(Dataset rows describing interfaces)

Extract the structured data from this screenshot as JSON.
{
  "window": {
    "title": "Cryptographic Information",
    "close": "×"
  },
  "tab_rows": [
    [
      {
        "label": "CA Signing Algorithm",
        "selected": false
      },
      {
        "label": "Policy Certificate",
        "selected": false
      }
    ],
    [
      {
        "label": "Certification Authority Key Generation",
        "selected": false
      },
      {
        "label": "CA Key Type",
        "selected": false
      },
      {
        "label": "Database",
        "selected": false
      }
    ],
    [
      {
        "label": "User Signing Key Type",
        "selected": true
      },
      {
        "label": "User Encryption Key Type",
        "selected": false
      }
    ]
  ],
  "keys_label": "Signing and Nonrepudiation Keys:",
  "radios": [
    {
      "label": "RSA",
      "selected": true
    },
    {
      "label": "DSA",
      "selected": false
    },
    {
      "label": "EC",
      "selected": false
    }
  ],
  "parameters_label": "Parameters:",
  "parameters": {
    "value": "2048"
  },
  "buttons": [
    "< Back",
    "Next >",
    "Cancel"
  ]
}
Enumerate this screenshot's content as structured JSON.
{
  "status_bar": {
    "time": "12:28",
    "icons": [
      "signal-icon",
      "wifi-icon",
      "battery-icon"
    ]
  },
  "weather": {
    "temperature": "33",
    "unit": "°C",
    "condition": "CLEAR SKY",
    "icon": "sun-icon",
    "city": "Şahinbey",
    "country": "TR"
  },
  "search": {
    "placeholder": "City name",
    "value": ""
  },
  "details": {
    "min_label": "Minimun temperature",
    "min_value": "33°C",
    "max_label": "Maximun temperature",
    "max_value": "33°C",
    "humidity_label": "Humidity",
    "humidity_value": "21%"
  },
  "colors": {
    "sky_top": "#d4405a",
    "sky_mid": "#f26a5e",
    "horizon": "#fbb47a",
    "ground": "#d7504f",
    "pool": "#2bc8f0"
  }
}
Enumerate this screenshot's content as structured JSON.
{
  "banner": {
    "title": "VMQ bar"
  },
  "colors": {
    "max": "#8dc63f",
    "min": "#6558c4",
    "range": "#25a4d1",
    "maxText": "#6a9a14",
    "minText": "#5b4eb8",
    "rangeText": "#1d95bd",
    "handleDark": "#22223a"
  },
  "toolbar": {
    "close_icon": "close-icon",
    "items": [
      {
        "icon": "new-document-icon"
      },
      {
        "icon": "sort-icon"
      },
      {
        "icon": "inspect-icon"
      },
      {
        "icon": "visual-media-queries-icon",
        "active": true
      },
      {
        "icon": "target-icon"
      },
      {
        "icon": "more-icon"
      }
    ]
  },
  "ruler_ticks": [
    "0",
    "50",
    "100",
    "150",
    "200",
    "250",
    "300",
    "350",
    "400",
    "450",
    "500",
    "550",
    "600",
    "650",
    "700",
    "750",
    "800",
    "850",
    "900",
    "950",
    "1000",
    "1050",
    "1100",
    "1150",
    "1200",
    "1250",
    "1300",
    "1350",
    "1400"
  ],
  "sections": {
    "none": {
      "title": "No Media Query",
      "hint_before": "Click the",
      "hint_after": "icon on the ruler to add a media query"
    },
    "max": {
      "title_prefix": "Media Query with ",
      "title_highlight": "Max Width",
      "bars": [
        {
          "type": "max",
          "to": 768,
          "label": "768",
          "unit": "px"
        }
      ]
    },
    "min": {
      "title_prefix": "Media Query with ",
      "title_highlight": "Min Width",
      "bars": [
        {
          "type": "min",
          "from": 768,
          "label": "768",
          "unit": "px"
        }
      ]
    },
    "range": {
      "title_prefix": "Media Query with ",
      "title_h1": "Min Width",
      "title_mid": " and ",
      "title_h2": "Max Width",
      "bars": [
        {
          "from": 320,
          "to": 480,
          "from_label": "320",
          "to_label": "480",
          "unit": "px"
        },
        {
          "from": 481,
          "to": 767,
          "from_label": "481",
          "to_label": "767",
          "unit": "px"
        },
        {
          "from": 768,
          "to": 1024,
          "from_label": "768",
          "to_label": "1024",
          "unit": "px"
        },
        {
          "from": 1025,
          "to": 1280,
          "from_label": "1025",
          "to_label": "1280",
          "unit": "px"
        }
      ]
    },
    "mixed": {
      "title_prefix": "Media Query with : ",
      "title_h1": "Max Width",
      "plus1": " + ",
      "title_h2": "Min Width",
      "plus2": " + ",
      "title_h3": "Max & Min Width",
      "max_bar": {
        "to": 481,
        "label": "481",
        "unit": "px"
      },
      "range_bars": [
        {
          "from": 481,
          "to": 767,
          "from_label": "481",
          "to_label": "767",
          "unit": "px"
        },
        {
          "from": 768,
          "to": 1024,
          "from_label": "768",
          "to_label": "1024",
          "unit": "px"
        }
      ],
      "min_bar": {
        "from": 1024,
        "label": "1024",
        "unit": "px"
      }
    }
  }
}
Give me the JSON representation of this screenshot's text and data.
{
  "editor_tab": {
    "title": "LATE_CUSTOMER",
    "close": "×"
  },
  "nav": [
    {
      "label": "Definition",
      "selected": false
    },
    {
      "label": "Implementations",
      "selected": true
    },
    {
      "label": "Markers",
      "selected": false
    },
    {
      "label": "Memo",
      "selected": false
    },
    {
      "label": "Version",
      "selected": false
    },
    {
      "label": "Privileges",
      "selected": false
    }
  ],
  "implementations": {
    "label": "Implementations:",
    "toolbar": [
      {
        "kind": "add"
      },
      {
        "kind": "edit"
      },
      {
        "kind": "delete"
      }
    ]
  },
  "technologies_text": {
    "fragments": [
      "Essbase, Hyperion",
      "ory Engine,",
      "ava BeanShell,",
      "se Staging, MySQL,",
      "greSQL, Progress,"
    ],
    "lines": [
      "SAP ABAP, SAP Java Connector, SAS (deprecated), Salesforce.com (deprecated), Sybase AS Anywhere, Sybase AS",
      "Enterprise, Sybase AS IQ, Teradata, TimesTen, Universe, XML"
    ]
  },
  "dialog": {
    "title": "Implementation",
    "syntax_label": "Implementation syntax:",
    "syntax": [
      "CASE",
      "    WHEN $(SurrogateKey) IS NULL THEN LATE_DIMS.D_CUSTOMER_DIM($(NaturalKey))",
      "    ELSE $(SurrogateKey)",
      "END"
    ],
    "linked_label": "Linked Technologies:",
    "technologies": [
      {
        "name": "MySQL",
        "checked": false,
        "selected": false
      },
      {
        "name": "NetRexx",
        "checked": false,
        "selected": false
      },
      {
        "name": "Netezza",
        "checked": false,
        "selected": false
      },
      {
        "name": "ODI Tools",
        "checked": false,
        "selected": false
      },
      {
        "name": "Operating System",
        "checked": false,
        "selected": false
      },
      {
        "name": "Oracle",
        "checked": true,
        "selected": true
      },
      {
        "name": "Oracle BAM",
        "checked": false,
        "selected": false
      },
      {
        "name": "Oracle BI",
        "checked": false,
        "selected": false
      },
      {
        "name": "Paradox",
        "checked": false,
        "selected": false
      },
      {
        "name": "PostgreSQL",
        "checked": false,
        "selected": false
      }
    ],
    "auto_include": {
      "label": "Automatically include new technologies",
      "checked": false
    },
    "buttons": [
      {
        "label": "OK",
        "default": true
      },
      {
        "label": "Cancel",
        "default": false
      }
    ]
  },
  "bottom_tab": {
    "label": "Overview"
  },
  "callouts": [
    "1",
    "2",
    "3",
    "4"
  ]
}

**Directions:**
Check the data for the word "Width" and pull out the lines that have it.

**Task output:**
      "title_highlight": "Max Width",
      "title_highlight": "Min Width",
      "title_h1": "Min Width",
      "title_h2": "Max Width",
      "title_h1": "Max Width",
      "title_h2": "Min Width",
      "title_h3": "Max & Min Width",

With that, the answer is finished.